**TASK BRIEF:**
While you copy the lines below, skip the pictures and keep the rest exact.

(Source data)
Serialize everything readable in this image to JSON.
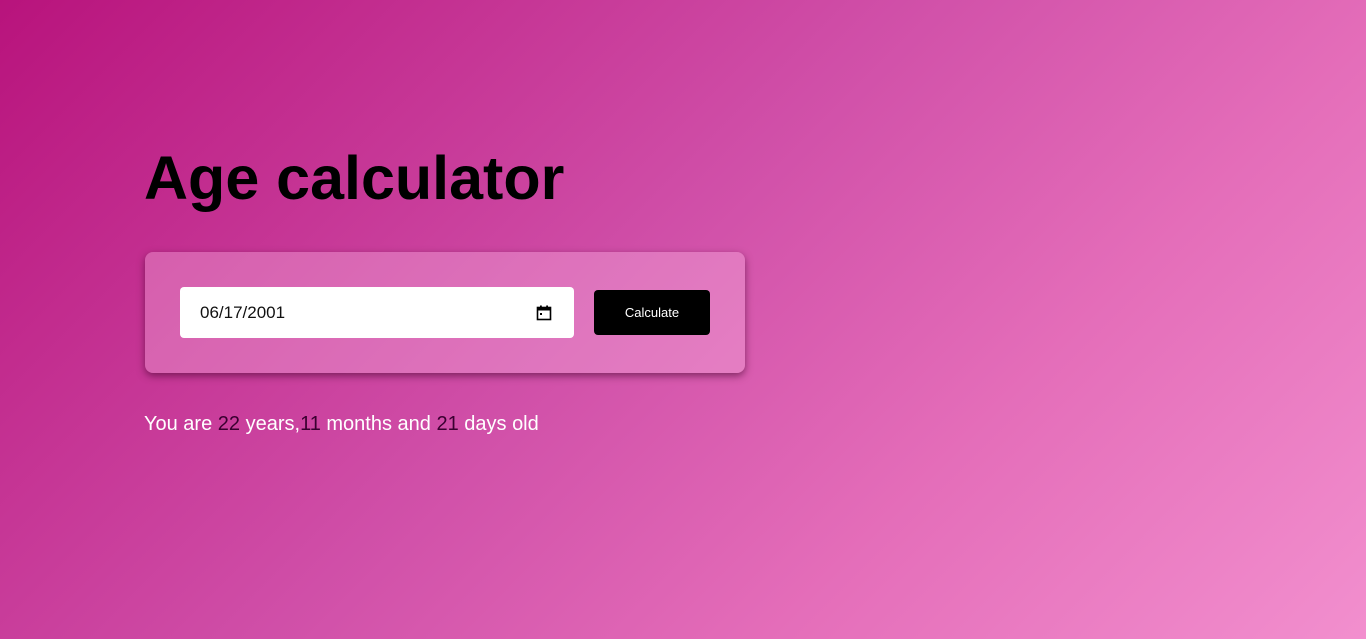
{
  "title": "Age calculator",
  "date_input": {
    "value": "06/17/2001"
  },
  "calculate_button": {
    "label": "Calculate"
  },
  "result": {
    "prefix": "You are ",
    "years": "22",
    "years_label": " years,",
    "months": "11",
    "months_label": " months and ",
    "days": "21",
    "days_label": " days old"
  },
  "colors": {
    "gradient_start": "#b8137c",
    "gradient_end": "#f28fce",
    "button_bg": "#000000",
    "number_color": "#3a0030"
  },
  "icons": {
    "date_picker": "calendar-icon"
  }
}
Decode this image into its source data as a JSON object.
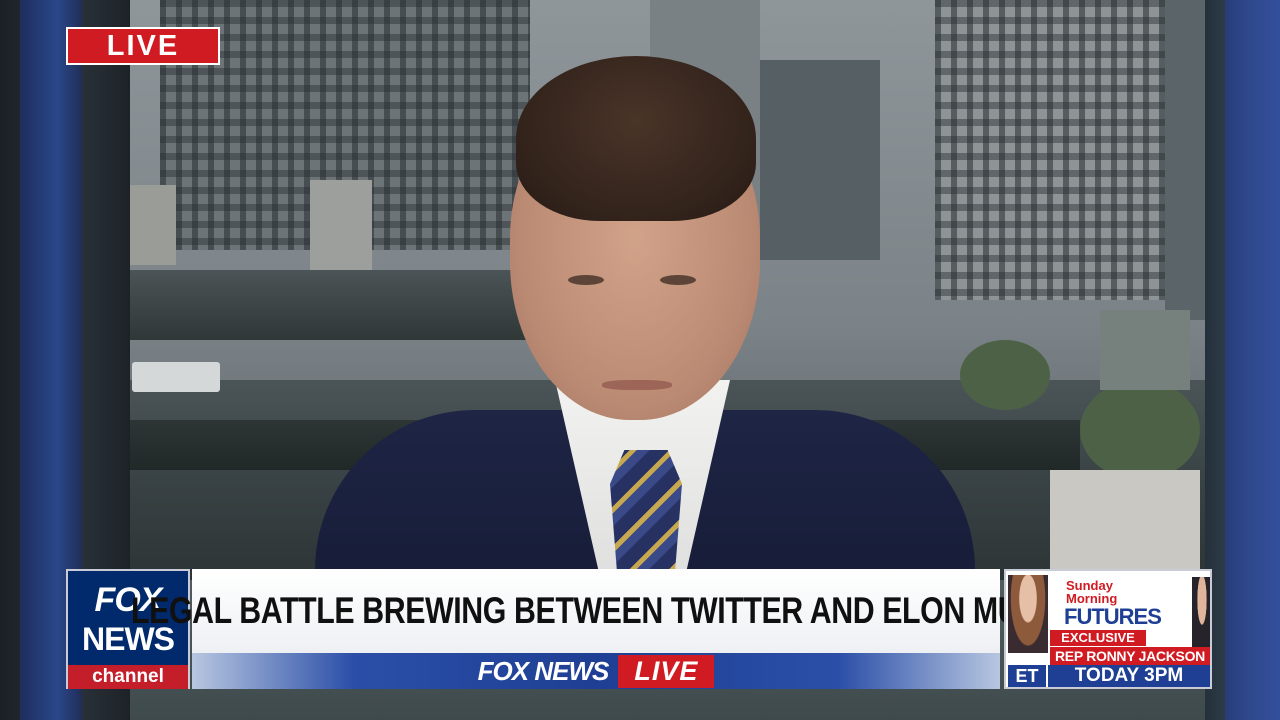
{
  "live_badge": "LIVE",
  "logo": {
    "line1": "FOX",
    "line2": "NEWS",
    "line3": "channel"
  },
  "headline": "LEGAL BATTLE BREWING BETWEEN TWITTER AND ELON MUSK",
  "brand_bar": {
    "network": "FOX NEWS",
    "live": "LIVE"
  },
  "promo": {
    "show_line1": "Sunday",
    "show_line2": "Morning",
    "show_line3": "FUTURES",
    "tag": "EXCLUSIVE",
    "guest": "REP RONNY JACKSON",
    "timezone": "ET",
    "time": "TODAY 3PM"
  },
  "colors": {
    "fox_red": "#d11b22",
    "fox_blue": "#1e3f93",
    "fox_navy": "#002a6b"
  }
}
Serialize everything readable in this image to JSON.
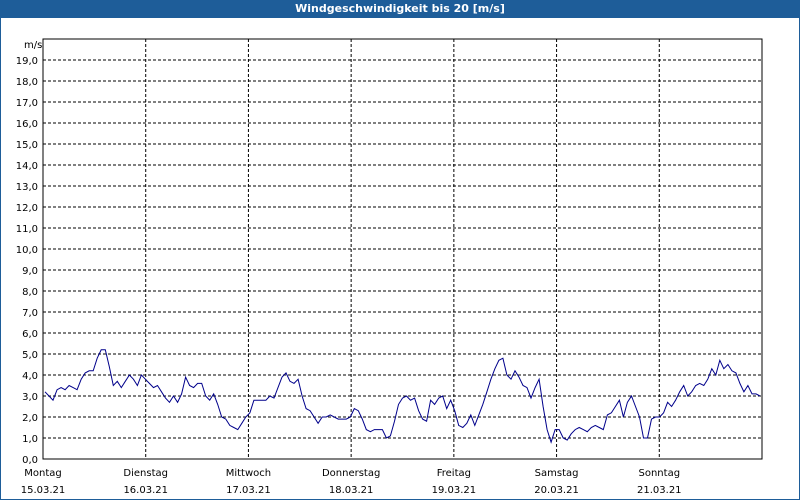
{
  "window": {
    "title": "Windgeschwindigkeit bis 20 [m/s]"
  },
  "colors": {
    "titlebar": "#1e5d99",
    "line": "#00008b",
    "grid": "#000000"
  },
  "chart_data": {
    "type": "line",
    "title": "Windgeschwindigkeit bis 20 [m/s]",
    "ylabel": "m/s",
    "ylim": [
      0,
      20
    ],
    "yticks": [
      "0,0",
      "1,0",
      "2,0",
      "3,0",
      "4,0",
      "5,0",
      "6,0",
      "7,0",
      "8,0",
      "9,0",
      "10,0",
      "11,0",
      "12,0",
      "13,0",
      "14,0",
      "15,0",
      "16,0",
      "17,0",
      "18,0",
      "19,0"
    ],
    "x_categories": [
      {
        "day": "Montag",
        "date": "15.03.21"
      },
      {
        "day": "Dienstag",
        "date": "16.03.21"
      },
      {
        "day": "Mittwoch",
        "date": "17.03.21"
      },
      {
        "day": "Donnerstag",
        "date": "18.03.21"
      },
      {
        "day": "Freitag",
        "date": "19.03.21"
      },
      {
        "day": "Samstag",
        "date": "20.03.21"
      },
      {
        "day": "Sonntag",
        "date": "21.03.21"
      }
    ],
    "grid": true,
    "series": [
      {
        "values": [
          3.2,
          3.0,
          2.8,
          3.3,
          3.4,
          3.3,
          3.5,
          3.4,
          3.3,
          3.8,
          4.1,
          4.2,
          4.2,
          4.8,
          5.2,
          5.2,
          4.4,
          3.5,
          3.7,
          3.4,
          3.7,
          4.0,
          3.8,
          3.5,
          4.0,
          3.8,
          3.6,
          3.4,
          3.5,
          3.2,
          2.9,
          2.7,
          3.0,
          2.7,
          3.1,
          3.9,
          3.5,
          3.4,
          3.6,
          3.6,
          3.0,
          2.8,
          3.1,
          2.6,
          2.0,
          1.9,
          1.6,
          1.5,
          1.4,
          1.7,
          2.0,
          2.2,
          2.8,
          2.8,
          2.8,
          2.8,
          3.0,
          2.9,
          3.4,
          3.9,
          4.1,
          3.7,
          3.6,
          3.8,
          3.0,
          2.4,
          2.3,
          2.0,
          1.7,
          2.0,
          2.0,
          2.1,
          2.0,
          1.9,
          1.9,
          1.9,
          2.0,
          2.4,
          2.3,
          1.9,
          1.4,
          1.3,
          1.4,
          1.4,
          1.4,
          1.0,
          1.1,
          1.8,
          2.6,
          2.9,
          3.0,
          2.8,
          2.9,
          2.3,
          1.9,
          1.8,
          2.8,
          2.6,
          2.9,
          3.0,
          2.4,
          2.8,
          2.3,
          1.6,
          1.5,
          1.7,
          2.1,
          1.6,
          2.1,
          2.6,
          3.2,
          3.8,
          4.3,
          4.7,
          4.8,
          4.0,
          3.8,
          4.2,
          3.9,
          3.5,
          3.4,
          2.9,
          3.4,
          3.8,
          2.5,
          1.4,
          0.8,
          1.4,
          1.4,
          1.0,
          0.9,
          1.2,
          1.4,
          1.5,
          1.4,
          1.3,
          1.5,
          1.6,
          1.5,
          1.4,
          2.1,
          2.2,
          2.5,
          2.8,
          2.0,
          2.7,
          3.0,
          2.5,
          2.0,
          1.0,
          1.0,
          1.9,
          2.0,
          2.0,
          2.2,
          2.7,
          2.5,
          2.8,
          3.2,
          3.5,
          3.0,
          3.2,
          3.5,
          3.6,
          3.5,
          3.8,
          4.3,
          4.0,
          4.7,
          4.3,
          4.5,
          4.2,
          4.1,
          3.6,
          3.2,
          3.5,
          3.1,
          3.1,
          3.0
        ]
      }
    ]
  }
}
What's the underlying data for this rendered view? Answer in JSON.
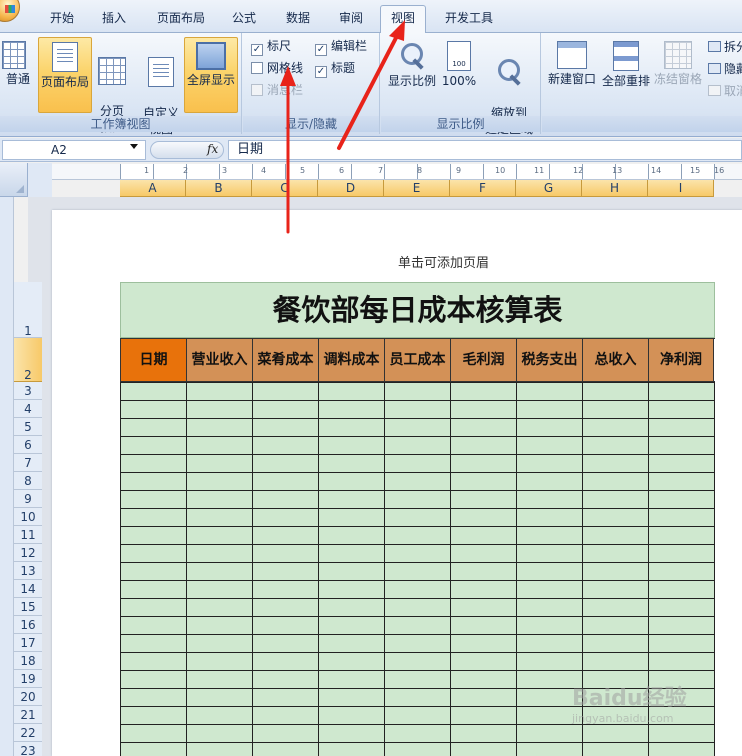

**EXERCISE ANSWER:**
Serialize everything readable in this image to JSON.
{
  "title": "Age calculator",
  "date_input": {
    "value": "06/17/2001"
  },
  "calculate_button": {
    "label": "Calculate"
  },
  "result": {
    "prefix": "You are ",
    "years": "22",
    "years_label": " years,",
    "months": "11",
    "months_label": " months and ",
    "days": "21",
    "days_label": " days old"
  },
  "colors": {
    "gradient_start": "#b8137c",
    "gradient_end": "#f28fce",
    "button_bg": "#000000",
    "number_color": "#3a0030"
  },
  "icons": {
    "date_picker": "calendar-icon"
  }
}
Decode this image into its source data as a JSON object.
{
  "live_badge": "LIVE",
  "logo": {
    "line1": "FOX",
    "line2": "NEWS",
    "line3": "channel"
  },
  "headline": "LEGAL BATTLE BREWING BETWEEN TWITTER AND ELON MUSK",
  "brand_bar": {
    "network": "FOX NEWS",
    "live": "LIVE"
  },
  "promo": {
    "show_line1": "Sunday",
    "show_line2": "Morning",
    "show_line3": "FUTURES",
    "tag": "EXCLUSIVE",
    "guest": "REP RONNY JACKSON",
    "timezone": "ET",
    "time": "TODAY 3PM"
  },
  "colors": {
    "fox_red": "#d11b22",
    "fox_blue": "#1e3f93",
    "fox_navy": "#002a6b"
  }
}
Serialize everything readable in this image to JSON.
{
  "window": {
    "title": "Windgeschwindigkeit bis 20 [m/s]"
  },
  "colors": {
    "titlebar": "#1e5d99",
    "line": "#00008b",
    "grid": "#000000"
  },
  "chart_data": {
    "type": "line",
    "title": "Windgeschwindigkeit bis 20 [m/s]",
    "ylabel": "m/s",
    "ylim": [
      0,
      20
    ],
    "yticks": [
      "0,0",
      "1,0",
      "2,0",
      "3,0",
      "4,0",
      "5,0",
      "6,0",
      "7,0",
      "8,0",
      "9,0",
      "10,0",
      "11,0",
      "12,0",
      "13,0",
      "14,0",
      "15,0",
      "16,0",
      "17,0",
      "18,0",
      "19,0"
    ],
    "x_categories": [
      {
        "day": "Montag",
        "date": "15.03.21"
      },
      {
        "day": "Dienstag",
        "date": "16.03.21"
      },
      {
        "day": "Mittwoch",
        "date": "17.03.21"
      },
      {
        "day": "Donnerstag",
        "date": "18.03.21"
      },
      {
        "day": "Freitag",
        "date": "19.03.21"
      },
      {
        "day": "Samstag",
        "date": "20.03.21"
      },
      {
        "day": "Sonntag",
        "date": "21.03.21"
      }
    ],
    "grid": true,
    "series": [
      {
        "values": [
          3.2,
          3.0,
          2.8,
          3.3,
          3.4,
          3.3,
          3.5,
          3.4,
          3.3,
          3.8,
          4.1,
          4.2,
          4.2,
          4.8,
          5.2,
          5.2,
          4.4,
          3.5,
          3.7,
          3.4,
          3.7,
          4.0,
          3.8,
          3.5,
          4.0,
          3.8,
          3.6,
          3.4,
          3.5,
          3.2,
          2.9,
          2.7,
          3.0,
          2.7,
          3.1,
          3.9,
          3.5,
          3.4,
          3.6,
          3.6,
          3.0,
          2.8,
          3.1,
          2.6,
          2.0,
          1.9,
          1.6,
          1.5,
          1.4,
          1.7,
          2.0,
          2.2,
          2.8,
          2.8,
          2.8,
          2.8,
          3.0,
          2.9,
          3.4,
          3.9,
          4.1,
          3.7,
          3.6,
          3.8,
          3.0,
          2.4,
          2.3,
          2.0,
          1.7,
          2.0,
          2.0,
          2.1,
          2.0,
          1.9,
          1.9,
          1.9,
          2.0,
          2.4,
          2.3,
          1.9,
          1.4,
          1.3,
          1.4,
          1.4,
          1.4,
          1.0,
          1.1,
          1.8,
          2.6,
          2.9,
          3.0,
          2.8,
          2.9,
          2.3,
          1.9,
          1.8,
          2.8,
          2.6,
          2.9,
          3.0,
          2.4,
          2.8,
          2.3,
          1.6,
          1.5,
          1.7,
          2.1,
          1.6,
          2.1,
          2.6,
          3.2,
          3.8,
          4.3,
          4.7,
          4.8,
          4.0,
          3.8,
          4.2,
          3.9,
          3.5,
          3.4,
          2.9,
          3.4,
          3.8,
          2.5,
          1.4,
          0.8,
          1.4,
          1.4,
          1.0,
          0.9,
          1.2,
          1.4,
          1.5,
          1.4,
          1.3,
          1.5,
          1.6,
          1.5,
          1.4,
          2.1,
          2.2,
          2.5,
          2.8,
          2.0,
          2.7,
          3.0,
          2.5,
          2.0,
          1.0,
          1.0,
          1.9,
          2.0,
          2.0,
          2.2,
          2.7,
          2.5,
          2.8,
          3.2,
          3.5,
          3.0,
          3.2,
          3.5,
          3.6,
          3.5,
          3.8,
          4.3,
          4.0,
          4.7,
          4.3,
          4.5,
          4.2,
          4.1,
          3.6,
          3.2,
          3.5,
          3.1,
          3.1,
          3.0
        ]
      }
    ]
  }
}
What's the underlying data for this rendered view? Answer in JSON.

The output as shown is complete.